[Opening Extracted entries section]

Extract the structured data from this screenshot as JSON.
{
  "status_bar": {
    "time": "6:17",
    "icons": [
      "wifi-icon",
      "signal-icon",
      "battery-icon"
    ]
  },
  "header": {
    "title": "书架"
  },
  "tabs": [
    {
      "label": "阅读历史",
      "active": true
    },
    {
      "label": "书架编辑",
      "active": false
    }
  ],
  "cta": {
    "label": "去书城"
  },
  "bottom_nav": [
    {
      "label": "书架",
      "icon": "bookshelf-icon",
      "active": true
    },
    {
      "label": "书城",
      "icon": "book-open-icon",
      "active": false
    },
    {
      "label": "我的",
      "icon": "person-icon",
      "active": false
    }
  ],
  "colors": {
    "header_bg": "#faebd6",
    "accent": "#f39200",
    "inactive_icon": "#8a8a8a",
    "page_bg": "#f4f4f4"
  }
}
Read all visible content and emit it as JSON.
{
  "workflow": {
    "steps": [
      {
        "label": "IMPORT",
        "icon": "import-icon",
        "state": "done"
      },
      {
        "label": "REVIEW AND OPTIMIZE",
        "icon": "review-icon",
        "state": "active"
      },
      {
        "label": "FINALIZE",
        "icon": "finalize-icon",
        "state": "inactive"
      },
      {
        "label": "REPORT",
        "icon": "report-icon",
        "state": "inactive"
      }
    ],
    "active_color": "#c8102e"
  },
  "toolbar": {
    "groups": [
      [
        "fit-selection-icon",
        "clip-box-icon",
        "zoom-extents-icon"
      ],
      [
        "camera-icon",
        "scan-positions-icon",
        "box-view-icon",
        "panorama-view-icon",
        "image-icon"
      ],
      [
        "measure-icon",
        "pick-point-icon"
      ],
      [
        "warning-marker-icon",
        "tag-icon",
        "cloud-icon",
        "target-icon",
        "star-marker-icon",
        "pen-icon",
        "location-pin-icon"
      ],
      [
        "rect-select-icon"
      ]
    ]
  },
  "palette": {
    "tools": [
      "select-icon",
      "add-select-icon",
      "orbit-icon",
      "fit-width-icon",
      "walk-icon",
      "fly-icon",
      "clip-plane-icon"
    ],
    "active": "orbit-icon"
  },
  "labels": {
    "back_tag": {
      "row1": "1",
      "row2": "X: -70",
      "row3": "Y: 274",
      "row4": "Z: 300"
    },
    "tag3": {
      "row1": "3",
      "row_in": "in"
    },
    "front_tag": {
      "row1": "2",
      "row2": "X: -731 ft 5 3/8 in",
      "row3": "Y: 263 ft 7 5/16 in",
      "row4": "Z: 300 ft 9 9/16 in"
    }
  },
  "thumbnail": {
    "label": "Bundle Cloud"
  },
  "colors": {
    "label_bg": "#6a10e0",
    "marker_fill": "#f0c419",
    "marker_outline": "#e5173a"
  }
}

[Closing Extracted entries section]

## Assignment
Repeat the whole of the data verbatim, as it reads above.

## Task response
Extract the structured data from this screenshot as JSON.
{
  "status_bar": {
    "time": "6:17",
    "icons": [
      "wifi-icon",
      "signal-icon",
      "battery-icon"
    ]
  },
  "header": {
    "title": "书架"
  },
  "tabs": [
    {
      "label": "阅读历史",
      "active": true
    },
    {
      "label": "书架编辑",
      "active": false
    }
  ],
  "cta": {
    "label": "去书城"
  },
  "bottom_nav": [
    {
      "label": "书架",
      "icon": "bookshelf-icon",
      "active": true
    },
    {
      "label": "书城",
      "icon": "book-open-icon",
      "active": false
    },
    {
      "label": "我的",
      "icon": "person-icon",
      "active": false
    }
  ],
  "colors": {
    "header_bg": "#faebd6",
    "accent": "#f39200",
    "inactive_icon": "#8a8a8a",
    "page_bg": "#f4f4f4"
  }
}
Read all visible content and emit it as JSON.
{
  "workflow": {
    "steps": [
      {
        "label": "IMPORT",
        "icon": "import-icon",
        "state": "done"
      },
      {
        "label": "REVIEW AND OPTIMIZE",
        "icon": "review-icon",
        "state": "active"
      },
      {
        "label": "FINALIZE",
        "icon": "finalize-icon",
        "state": "inactive"
      },
      {
        "label": "REPORT",
        "icon": "report-icon",
        "state": "inactive"
      }
    ],
    "active_color": "#c8102e"
  },
  "toolbar": {
    "groups": [
      [
        "fit-selection-icon",
        "clip-box-icon",
        "zoom-extents-icon"
      ],
      [
        "camera-icon",
        "scan-positions-icon",
        "box-view-icon",
        "panorama-view-icon",
        "image-icon"
      ],
      [
        "measure-icon",
        "pick-point-icon"
      ],
      [
        "warning-marker-icon",
        "tag-icon",
        "cloud-icon",
        "target-icon",
        "star-marker-icon",
        "pen-icon",
        "location-pin-icon"
      ],
      [
        "rect-select-icon"
      ]
    ]
  },
  "palette": {
    "tools": [
      "select-icon",
      "add-select-icon",
      "orbit-icon",
      "fit-width-icon",
      "walk-icon",
      "fly-icon",
      "clip-plane-icon"
    ],
    "active": "orbit-icon"
  },
  "labels": {
    "back_tag": {
      "row1": "1",
      "row2": "X: -70",
      "row3": "Y: 274",
      "row4": "Z: 300"
    },
    "tag3": {
      "row1": "3",
      "row_in": "in"
    },
    "front_tag": {
      "row1": "2",
      "row2": "X: -731 ft 5 3/8 in",
      "row3": "Y: 263 ft 7 5/16 in",
      "row4": "Z: 300 ft 9 9/16 in"
    }
  },
  "thumbnail": {
    "label": "Bundle Cloud"
  },
  "colors": {
    "label_bg": "#6a10e0",
    "marker_fill": "#f0c419",
    "marker_outline": "#e5173a"
  }
}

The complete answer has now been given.